“Cleaning up,” they said.
Ping D’Souza told a newspaper late last year that, “So many people said this was legally impossible. These were people with the letters AO after their name. But we are so proud the regulators and trustees have supported the creation of a social-impact focused fund.
Interestingly for the property and development sector, he said the fund would not exclude resources stocks because it wanted to support “next generation infrastructure or better designed cities”.
“For that you need steel, and concrete. So we will own resources stocks if they meet good environmental standards.”
Future Super aims for 1 per cent of the market – about $16 billion, according to the article. It could be more if the recent survey by The Australia Institute is correct in saying that 25 per cent of people would put their money into a clean fund if it was available. That’s a quarter of about $2 trillion in total superannuation investments, Hobbs estimated in her presentation.
The next Sydney Sustainability Drinks, held on the second Wednesday of each month, will be on the topic of green money.
The smart money is on smart cities, smart futures and young people.
In Perth, LandCorp chief operating officer, Nicholas Wolff, who we were chatting with ahead of our launch event for Greening the West Part 2 next month, said it was time for a generational change in the property world and sustainability, to turn our attention to the people who actually care about the future and know that to get there, in one piece, things have to change.
We’re hearing more of that lately.
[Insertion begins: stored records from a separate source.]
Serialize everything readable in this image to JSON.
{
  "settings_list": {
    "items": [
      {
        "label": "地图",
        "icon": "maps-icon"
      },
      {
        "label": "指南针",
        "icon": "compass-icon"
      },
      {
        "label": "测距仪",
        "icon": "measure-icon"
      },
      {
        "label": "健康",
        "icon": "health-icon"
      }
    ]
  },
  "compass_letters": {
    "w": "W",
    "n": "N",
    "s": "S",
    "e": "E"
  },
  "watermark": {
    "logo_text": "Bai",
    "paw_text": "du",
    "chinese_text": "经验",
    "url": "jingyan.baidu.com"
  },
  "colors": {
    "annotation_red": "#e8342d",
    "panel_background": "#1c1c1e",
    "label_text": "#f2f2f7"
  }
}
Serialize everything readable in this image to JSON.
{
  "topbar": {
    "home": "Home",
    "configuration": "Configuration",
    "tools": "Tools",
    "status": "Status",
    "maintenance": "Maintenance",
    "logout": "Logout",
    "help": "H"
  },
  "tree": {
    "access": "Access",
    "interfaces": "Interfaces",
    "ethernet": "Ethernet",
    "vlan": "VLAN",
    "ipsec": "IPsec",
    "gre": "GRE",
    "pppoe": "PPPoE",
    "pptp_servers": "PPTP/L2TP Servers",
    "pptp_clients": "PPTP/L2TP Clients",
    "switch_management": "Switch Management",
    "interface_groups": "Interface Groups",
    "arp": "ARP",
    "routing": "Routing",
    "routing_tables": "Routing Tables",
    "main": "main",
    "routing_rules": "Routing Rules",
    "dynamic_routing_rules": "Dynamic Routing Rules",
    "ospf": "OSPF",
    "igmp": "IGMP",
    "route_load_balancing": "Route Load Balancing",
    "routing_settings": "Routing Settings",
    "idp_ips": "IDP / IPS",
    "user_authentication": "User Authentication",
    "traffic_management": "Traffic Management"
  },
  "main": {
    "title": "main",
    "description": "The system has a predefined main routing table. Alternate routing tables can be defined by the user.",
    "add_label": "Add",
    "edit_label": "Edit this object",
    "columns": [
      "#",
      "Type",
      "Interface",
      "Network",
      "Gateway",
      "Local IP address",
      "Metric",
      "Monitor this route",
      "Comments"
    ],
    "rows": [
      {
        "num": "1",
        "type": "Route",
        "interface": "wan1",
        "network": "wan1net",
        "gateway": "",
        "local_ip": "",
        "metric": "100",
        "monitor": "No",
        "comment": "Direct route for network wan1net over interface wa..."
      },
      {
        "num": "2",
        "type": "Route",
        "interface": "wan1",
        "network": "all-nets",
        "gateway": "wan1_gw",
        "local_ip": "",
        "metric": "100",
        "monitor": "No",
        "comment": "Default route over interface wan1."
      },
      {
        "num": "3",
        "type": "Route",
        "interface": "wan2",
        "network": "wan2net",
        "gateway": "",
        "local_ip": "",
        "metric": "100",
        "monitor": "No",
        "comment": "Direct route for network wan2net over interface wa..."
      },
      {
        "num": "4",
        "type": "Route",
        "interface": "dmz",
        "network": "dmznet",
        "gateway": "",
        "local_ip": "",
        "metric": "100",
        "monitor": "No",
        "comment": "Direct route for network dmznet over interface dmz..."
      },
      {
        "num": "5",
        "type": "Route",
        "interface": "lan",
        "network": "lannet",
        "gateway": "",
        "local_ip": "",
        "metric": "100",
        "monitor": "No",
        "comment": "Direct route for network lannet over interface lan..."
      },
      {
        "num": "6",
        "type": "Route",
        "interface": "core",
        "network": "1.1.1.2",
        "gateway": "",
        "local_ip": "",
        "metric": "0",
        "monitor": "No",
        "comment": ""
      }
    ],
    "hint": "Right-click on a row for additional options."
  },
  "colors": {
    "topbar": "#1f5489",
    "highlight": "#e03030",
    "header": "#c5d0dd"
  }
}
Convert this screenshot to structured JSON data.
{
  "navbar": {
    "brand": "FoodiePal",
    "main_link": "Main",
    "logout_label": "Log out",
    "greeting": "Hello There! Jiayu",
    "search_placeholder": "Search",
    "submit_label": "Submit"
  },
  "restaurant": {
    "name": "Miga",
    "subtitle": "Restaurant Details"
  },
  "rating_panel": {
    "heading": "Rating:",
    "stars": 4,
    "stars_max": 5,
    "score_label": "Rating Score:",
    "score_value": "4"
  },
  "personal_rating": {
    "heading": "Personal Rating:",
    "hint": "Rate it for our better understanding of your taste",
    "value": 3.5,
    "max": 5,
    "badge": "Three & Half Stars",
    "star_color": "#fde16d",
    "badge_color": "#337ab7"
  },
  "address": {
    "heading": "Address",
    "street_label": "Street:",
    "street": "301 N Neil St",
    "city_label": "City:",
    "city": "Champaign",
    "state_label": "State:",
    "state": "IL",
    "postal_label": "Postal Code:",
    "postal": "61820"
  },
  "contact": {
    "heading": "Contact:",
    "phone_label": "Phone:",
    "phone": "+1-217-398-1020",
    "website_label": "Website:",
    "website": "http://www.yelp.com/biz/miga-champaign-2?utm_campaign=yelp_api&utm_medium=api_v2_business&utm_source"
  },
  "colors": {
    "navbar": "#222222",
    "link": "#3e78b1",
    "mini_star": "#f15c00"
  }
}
A deep annoyance and boredom with the old generally male folk who run the joint and have a litany of reasons why things can’t be changed: why density doesn’t work, why you can’t rely on renewable energy, why you still need massive freeways and new freeways, why we should consider nuclear, why you can’t extract major environmental uplift out of ALL new buildings.
The future has to change if the people it belongs to are to inherit it. Time for the older generation to move over and for the young at heart to lend a hand.